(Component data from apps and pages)
Content starts
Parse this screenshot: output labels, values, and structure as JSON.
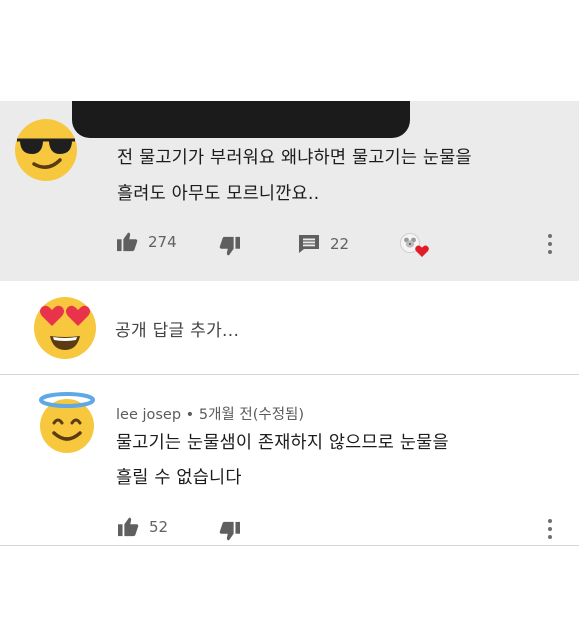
{
  "top_comment": {
    "text_line1": "전 물고기가 부러워요 왜냐하면 물고기는 눈물을",
    "text_line2": "흘려도 아무도 모르니깐요..",
    "like_count": "274",
    "reply_count": "22"
  },
  "reply_box": {
    "placeholder": "공개 답글 추가..."
  },
  "reply_comment": {
    "author": "lee josep",
    "separator": "•",
    "time": "5개월 전(수정됨)",
    "text_line1": "물고기는 눈물샘이 존재하지 않으므로 눈물을",
    "text_line2": "흘릴 수 없습니다",
    "like_count": "52"
  },
  "colors": {
    "top_bg": "#ebebeb",
    "emoji_yellow": "#f7c83e",
    "heart_red": "#e11d2a",
    "halo_blue": "#5fa8e6"
  },
  "icons": [
    "sunglasses-emoji-icon",
    "heart-eyes-emoji-icon",
    "halo-emoji-icon",
    "thumbs-up-icon",
    "thumbs-down-icon",
    "reply-icon",
    "heart-icon",
    "more-vert-icon"
  ]
}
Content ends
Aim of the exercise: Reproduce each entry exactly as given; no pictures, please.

Exercise output:
Parse this screenshot: output labels, values, and structure as JSON.
{
  "top_comment": {
    "text_line1": "전 물고기가 부러워요 왜냐하면 물고기는 눈물을",
    "text_line2": "흘려도 아무도 모르니깐요..",
    "like_count": "274",
    "reply_count": "22"
  },
  "reply_box": {
    "placeholder": "공개 답글 추가..."
  },
  "reply_comment": {
    "author": "lee josep",
    "separator": "•",
    "time": "5개월 전(수정됨)",
    "text_line1": "물고기는 눈물샘이 존재하지 않으므로 눈물을",
    "text_line2": "흘릴 수 없습니다",
    "like_count": "52"
  },
  "colors": {
    "top_bg": "#ebebeb",
    "emoji_yellow": "#f7c83e",
    "heart_red": "#e11d2a",
    "halo_blue": "#5fa8e6"
  },
  "icons": [
    "sunglasses-emoji-icon",
    "heart-eyes-emoji-icon",
    "halo-emoji-icon",
    "thumbs-up-icon",
    "thumbs-down-icon",
    "reply-icon",
    "heart-icon",
    "more-vert-icon"
  ]
}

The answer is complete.